When Justin Buchanan and Jake MacDowell started plotting to distill a spirit that reflected Charleston’s drinking past, the college roommates assumed they were destined to get into the whiskey business. But they quickly learned that rum reigned in Colonial days, leading to the creation of Red Harbor Rum, first released last month.
“We just fell in love with the story,” says Buchanan, whose grandparents lived in Charleston. MacDowell grew up in Mount Pleasant.
Red Harbor is the latest addition to a lineup of local rum makers that includes High Wire Distilling Co., Striped Pig Distillery and Firefly Distillery. Pusser’s Rum, which keeps its still in Guyana and Trinidad, is also headquartered here.
Despite going the once-again popular rum route, the Red Harbor pair ended up with a product that shares flavor notes with bourbon. That’s because the vast majority of modern rums are aged in used bourbon barrels, which have already surrendered much of their oaky character. Red Harbor, by contrast, uses new American oak barrels on the theory that rum coming from the West Indies in the 1700s was almost certainly not exposed to barrels with bourbon pasts: Prior to the 19th century, whiskey was considered an unsophisticated drink.

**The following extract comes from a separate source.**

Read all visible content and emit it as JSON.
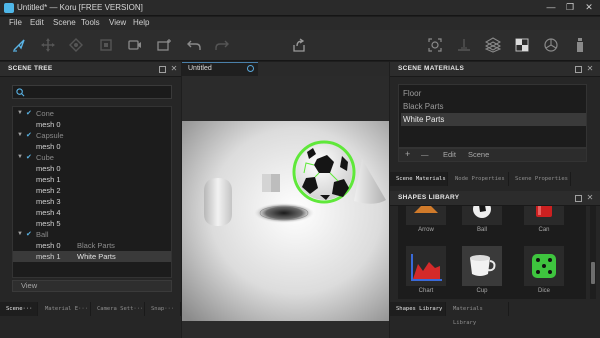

“For taste, you’re definitely going to get rum sweetness on the front, but in the middle, it transitions to an oaky char,” Buchanan says.
The char isn’t a figment of drinkers’ imaginations. Buchanan and McDowell, who graduated from Wofford College in 2013, found documentation of rum barrel charring dating back to 1800, so they applied the technique to their barrels.

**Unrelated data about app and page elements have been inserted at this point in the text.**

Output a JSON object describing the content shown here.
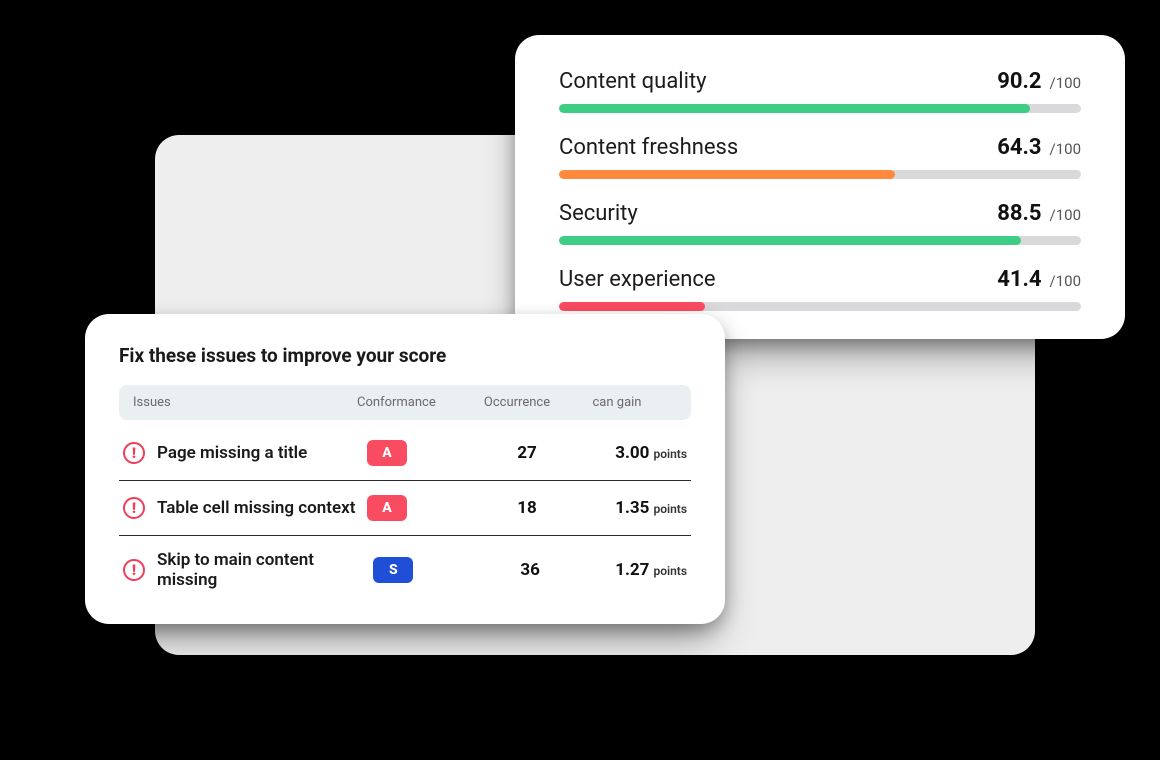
{
  "metrics": {
    "max_label": "/100",
    "items": [
      {
        "label": "Content quality",
        "value": "90.2",
        "pct": 90.2,
        "color": "green"
      },
      {
        "label": "Content freshness",
        "value": "64.3",
        "pct": 64.3,
        "color": "orange"
      },
      {
        "label": "Security",
        "value": "88.5",
        "pct": 88.5,
        "color": "green"
      },
      {
        "label": "User experience",
        "value": "41.4",
        "pct": 28.0,
        "color": "red"
      }
    ]
  },
  "issues": {
    "title": "Fix these issues to improve your score",
    "columns": {
      "issue": "Issues",
      "conformance": "Conformance",
      "occurrence": "Occurrence",
      "gain": "can gain"
    },
    "gain_unit": "points",
    "rows": [
      {
        "name": "Page missing a title",
        "badge": "A",
        "badge_style": "a",
        "occurrence": "27",
        "gain": "3.00"
      },
      {
        "name": "Table cell missing context",
        "badge": "A",
        "badge_style": "a",
        "occurrence": "18",
        "gain": "1.35"
      },
      {
        "name": "Skip to main content missing",
        "badge": "S",
        "badge_style": "s",
        "occurrence": "36",
        "gain": "1.27"
      }
    ]
  },
  "chart_data": {
    "type": "bar",
    "title": "",
    "categories": [
      "Content quality",
      "Content freshness",
      "Security",
      "User experience"
    ],
    "values": [
      90.2,
      64.3,
      88.5,
      41.4
    ],
    "ylim": [
      0,
      100
    ],
    "xlabel": "",
    "ylabel": "/100"
  }
}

Whether new or old, oak barrels are currently in short supply. A falloff in logging resulting from the housing downturn, and surge of craft distilling have conspired to clear the market of barrels. According to a recent report by the Wall Street Journal, bourbon production jumped 50 percent between 2010 and 2013, while lumber production was halved between 2005 and 2009. The newspaper quoted a Missouri-based cooper now being offered $250 for barrels he lists at $150.
“If you’re willing to pay a premium, you can still get them,” said Buchanan, who bought barrels from small distillers committed to purchase quotas.

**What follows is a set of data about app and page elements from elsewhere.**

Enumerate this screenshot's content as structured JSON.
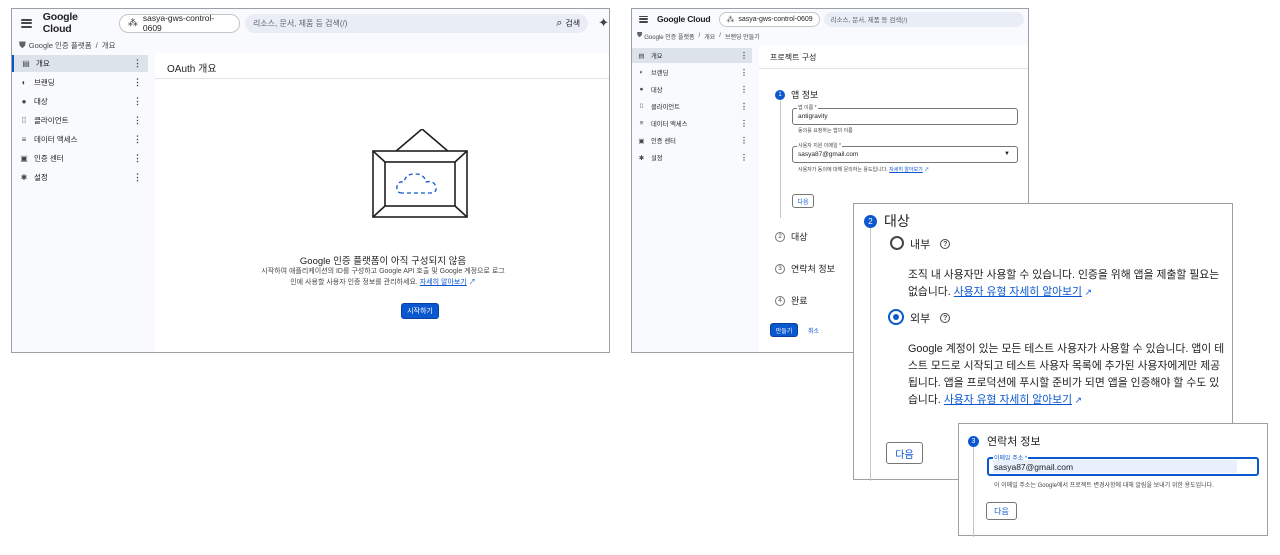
{
  "left": {
    "logo": "Google Cloud",
    "project": "sasya-gws-control-0609",
    "search_placeholder": "리소스, 문서, 제품 등 검색(/)",
    "search_button": "검색",
    "breadcrumb": [
      "Google 인증 플랫폼",
      "/",
      "개요"
    ],
    "nav": [
      {
        "label": "개요",
        "icon": "dashboard-icon",
        "glyph": "▤"
      },
      {
        "label": "브랜딩",
        "icon": "palette-icon",
        "glyph": "◐"
      },
      {
        "label": "대상",
        "icon": "person-icon",
        "glyph": "●"
      },
      {
        "label": "클라이언트",
        "icon": "grid-icon",
        "glyph": "⁞⁞"
      },
      {
        "label": "데이터 액세스",
        "icon": "data-access-icon",
        "glyph": "≡"
      },
      {
        "label": "인증 센터",
        "icon": "verified-icon",
        "glyph": "▣"
      },
      {
        "label": "설정",
        "icon": "gear-icon",
        "glyph": "✱"
      }
    ],
    "page_title": "OAuth 개요",
    "empty_title": "Google 인증 플랫폼이 아직 구성되지 않음",
    "empty_line1": "시작하여 애플리케이션의 ID를 구성하고 Google API 호출 및 Google 계정으로 로그",
    "empty_line2": "인에 사용할 사용자 인증 정보를 관리하세요.",
    "learn_more": "자세히 알아보기",
    "start_button": "시작하기"
  },
  "right": {
    "logo": "Google Cloud",
    "project": "sasya-gws-control-0609",
    "search_placeholder": "리소스, 문서, 제품 등 검색(/)",
    "breadcrumb": [
      "Google 인증 플랫폼",
      "/",
      "개요",
      "/",
      "브랜딩 만들기"
    ],
    "nav": [
      {
        "label": "개요",
        "icon": "dashboard-icon",
        "glyph": "▤"
      },
      {
        "label": "브랜딩",
        "icon": "palette-icon",
        "glyph": "◐"
      },
      {
        "label": "대상",
        "icon": "person-icon",
        "glyph": "●"
      },
      {
        "label": "클라이언트",
        "icon": "grid-icon",
        "glyph": "⁞⁞"
      },
      {
        "label": "데이터 액세스",
        "icon": "data-access-icon",
        "glyph": "≡"
      },
      {
        "label": "인증 센터",
        "icon": "verified-icon",
        "glyph": "▣"
      },
      {
        "label": "설정",
        "icon": "gear-icon",
        "glyph": "✱"
      }
    ],
    "page_title": "프로젝트 구성",
    "step1": {
      "num": "1",
      "title": "앱 정보"
    },
    "app_name_label": "앱 이름 *",
    "app_name_value": "antigravity",
    "app_name_help": "동의를 요청하는 앱의 이름",
    "email_label": "사용자 지원 이메일 *",
    "email_value": "sasya87@gmail.com",
    "email_help": "사용자가 동의에 대해 문의하는 용도입니다.",
    "email_help_link": "자세히 알아보기",
    "next_button": "다음",
    "step2": {
      "num": "2",
      "title": "대상"
    },
    "step3": {
      "num": "3",
      "title": "연락처 정보"
    },
    "step4": {
      "num": "4",
      "title": "완료"
    },
    "create_button": "만들기",
    "cancel_button": "취소"
  },
  "audience_panel": {
    "num": "2",
    "title": "대상",
    "internal_label": "내부",
    "internal_desc1": "조직 내 사용자만 사용할 수 있습니다. 인증을 위해 앱을 제출할 필요는",
    "internal_desc2_prefix": "없습니다.",
    "internal_link": "사용자 유형 자세히 알아보기",
    "external_label": "외부",
    "external_desc1": "Google 계정이 있는 모든 테스트 사용자가 사용할 수 있습니다. 앱이 테",
    "external_desc2": "스트 모드로 시작되고 테스트 사용자 목록에 추가된 사용자에게만 제공",
    "external_desc3": "됩니다. 앱을 프로덕션에 푸시할 준비가 되면 앱을 인증해야 할 수도 있",
    "external_desc4_prefix": "습니다.",
    "external_link": "사용자 유형 자세히 알아보기",
    "next_button": "다음"
  },
  "contact_panel": {
    "num": "3",
    "title": "연락처 정보",
    "email_label": "이메일 주소 *",
    "email_value": "sasya87@gmail.com",
    "help": "이 이메일 주소는 Google에서 프로젝트 변경사항에 대해 알림을 보내기 위한 용도입니다.",
    "next_button": "다음"
  },
  "colors": {
    "accent": "#0b57d0",
    "nav_active": "#dde3ea",
    "background": "#f8fafd"
  }
}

In addition to tracking down barrels, the young entrepreneurs had to figure out how to make rum. “We weren’t moonshiners or anything,” Buchanan says. They enrolled in a hands-on course offered by the American Distilling Institute, then started distilling in an industrial space near Joint Base Charleston.
“We thought about going downtown, but you can’t pay those rents on a summer job,” Buchanan says.
Red Harbor Rum is looking to expand its distribution statewide later this summer.